The National Labor Relations Board has published a Notice of Proposed Rulemaking (NPRM) that would reverse its ruling that gave graduate and undergraduate student workers at private colleges and universities the ability to unionize.
The proposed rule, published in the September 23 Federal Register, marks a significant shift for the board, which has historically adjudicated student unionization attempts one case at a time. The case-by-case process had resulted in a frequently shifting precedent, and the board stated that it hopes this new permanent rule will help provide some stability to both students and institutions.
The proposed rule is predicated on the assertion that the relationship between compensated student workers and their institutions is primarily educational, not economic. Thus, student workers cannot be “employees” within the meaning of section 2(3) of the National Labor Relations Act (NLRA) and cannot unionize. The NPRM cites adjudications dating back to a 1970 decision in which the board held that graduate student assistants should be excluded from a faculty bargaining unit on the basis that they are primarily students.
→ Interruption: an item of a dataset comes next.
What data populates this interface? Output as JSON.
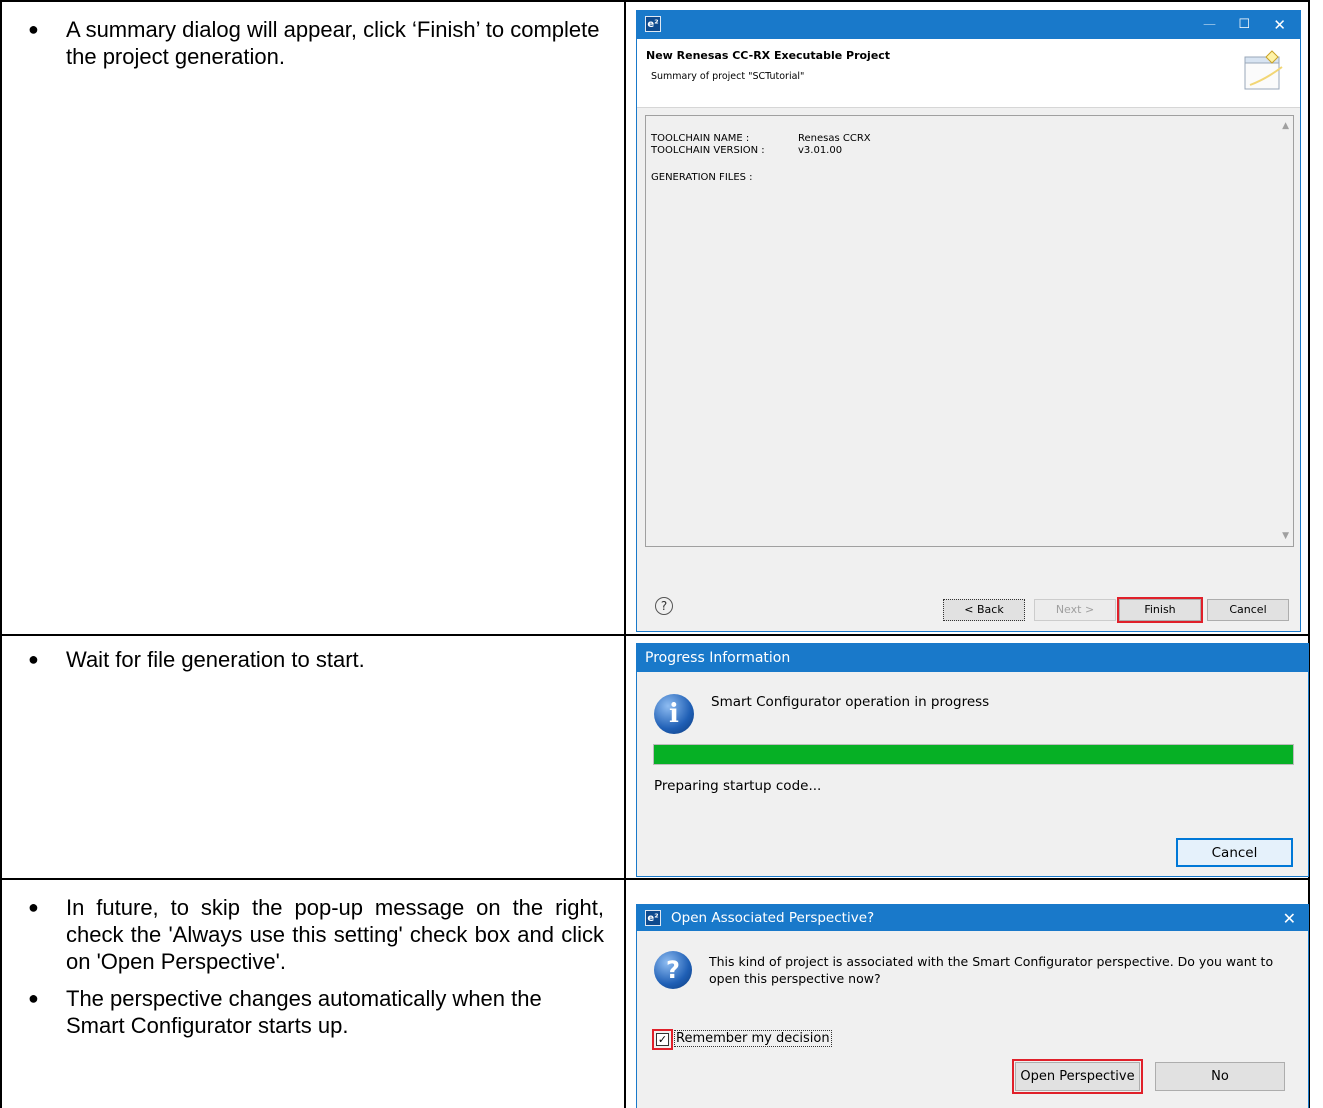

The proposed rule has support from three of the board’s four members. The dissenting member, whose term expires in December 2019, calls the basis for the rule a “made-up distinction” and asserts that the NLRA should recognize a common-law employment relationship between student workers and their institutions, as the board did in its 2016 decision.
Presently, there are five private institutions with graduate student unions and another four negotiating initial contracts. The board is accepting public comments until November 22.